Last week I had the opportunity to ride one of the best tracks in the world, but you’ve probably never heard of it. It’s called the Autopolis International Racing Course and is located in northern Kyushu, Japan, a 90-minute bus ride from the nearest city, Kumamoto.
Autopolis is a wonderfully flowing, 2.9-mile track that rises and falls like a symphonic overture, with inclines that range up to 7.2% uphill, 10% downhill. The course winds up and down a total of 170 feet during its 19 turns! But how did such a magical track end up being built in such a remote location?

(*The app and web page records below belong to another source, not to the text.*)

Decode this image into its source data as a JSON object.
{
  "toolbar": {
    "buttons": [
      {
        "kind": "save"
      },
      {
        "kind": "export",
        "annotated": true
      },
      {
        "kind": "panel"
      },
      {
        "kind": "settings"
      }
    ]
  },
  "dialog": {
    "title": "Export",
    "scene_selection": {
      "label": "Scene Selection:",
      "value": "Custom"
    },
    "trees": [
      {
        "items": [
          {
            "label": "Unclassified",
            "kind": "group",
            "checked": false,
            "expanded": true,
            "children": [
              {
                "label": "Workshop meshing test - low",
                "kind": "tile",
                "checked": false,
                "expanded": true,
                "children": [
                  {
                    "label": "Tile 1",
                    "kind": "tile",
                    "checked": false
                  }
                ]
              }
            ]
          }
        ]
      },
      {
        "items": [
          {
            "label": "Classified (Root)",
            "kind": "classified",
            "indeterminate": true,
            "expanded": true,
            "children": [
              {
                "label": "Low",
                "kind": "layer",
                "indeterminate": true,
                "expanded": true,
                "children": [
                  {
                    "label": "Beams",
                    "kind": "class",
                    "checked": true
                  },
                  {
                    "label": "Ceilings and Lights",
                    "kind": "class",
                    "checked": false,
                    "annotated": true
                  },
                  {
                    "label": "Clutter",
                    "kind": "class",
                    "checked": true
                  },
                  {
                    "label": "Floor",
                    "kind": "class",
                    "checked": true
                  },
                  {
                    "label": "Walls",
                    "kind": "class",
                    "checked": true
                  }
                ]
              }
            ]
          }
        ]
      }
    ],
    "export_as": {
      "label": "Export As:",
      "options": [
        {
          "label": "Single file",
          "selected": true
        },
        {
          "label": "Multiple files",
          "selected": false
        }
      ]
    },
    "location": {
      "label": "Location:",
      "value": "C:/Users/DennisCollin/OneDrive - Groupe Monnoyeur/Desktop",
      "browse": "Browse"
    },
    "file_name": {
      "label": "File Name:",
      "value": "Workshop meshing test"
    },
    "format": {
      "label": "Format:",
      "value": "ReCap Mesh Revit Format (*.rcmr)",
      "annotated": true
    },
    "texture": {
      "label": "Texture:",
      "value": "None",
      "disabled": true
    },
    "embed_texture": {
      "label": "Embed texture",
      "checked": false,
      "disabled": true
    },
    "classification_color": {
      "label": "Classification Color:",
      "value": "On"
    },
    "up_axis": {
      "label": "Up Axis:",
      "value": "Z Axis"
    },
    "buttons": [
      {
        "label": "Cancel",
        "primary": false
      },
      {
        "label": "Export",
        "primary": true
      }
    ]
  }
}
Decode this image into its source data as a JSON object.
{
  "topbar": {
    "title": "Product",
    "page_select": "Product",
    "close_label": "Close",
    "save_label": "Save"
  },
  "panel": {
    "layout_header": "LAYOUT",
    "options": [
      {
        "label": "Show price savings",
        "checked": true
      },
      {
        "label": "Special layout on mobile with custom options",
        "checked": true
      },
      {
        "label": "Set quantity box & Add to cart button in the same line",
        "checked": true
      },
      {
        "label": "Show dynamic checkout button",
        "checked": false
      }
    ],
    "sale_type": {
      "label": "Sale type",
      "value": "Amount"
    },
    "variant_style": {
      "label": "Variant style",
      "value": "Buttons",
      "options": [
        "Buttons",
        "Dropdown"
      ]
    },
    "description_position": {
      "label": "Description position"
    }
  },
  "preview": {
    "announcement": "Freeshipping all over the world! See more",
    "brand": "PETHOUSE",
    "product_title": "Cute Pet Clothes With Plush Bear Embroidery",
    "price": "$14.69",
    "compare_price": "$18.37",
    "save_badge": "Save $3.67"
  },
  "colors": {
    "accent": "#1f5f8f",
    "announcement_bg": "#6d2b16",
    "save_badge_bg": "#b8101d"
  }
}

Autopolis was the brainchild of Tomonori Tsurumaki. Flush with cash during Japan’s economic boom from the late 1980s, the Japanese industrialist had a dream of bringing international racing to a park-like setting, complete with luxury hotels and an art gallery. And so Autopolis was constructed in 1990 at a reported cost of a whopping $400 million, and Tsurumaki bankrolled the Benetton F1 team with Autopolis-branded sponsorship.
However, the track’s remote location made spectator attendance a difficult proposition, and the only major international race held at Autopolis was the 1991 season finale of the World Sportscar Championship won by Michael Schumacher and Karl Wendlinger. Tsurumaki’s dream ended in 1993 when Japan’s economy tanked and his company went bankrupt.
After more than a decade of neglect, Kawasaki bought Autopolis in the spring of 2005 at a fraction of the original investment. The track received a thorough rehabilitation and currently serves as Kawasaki’s exclusive test track for its production and racing bikes when it’s not being used for Japan Superbike races or automobile events.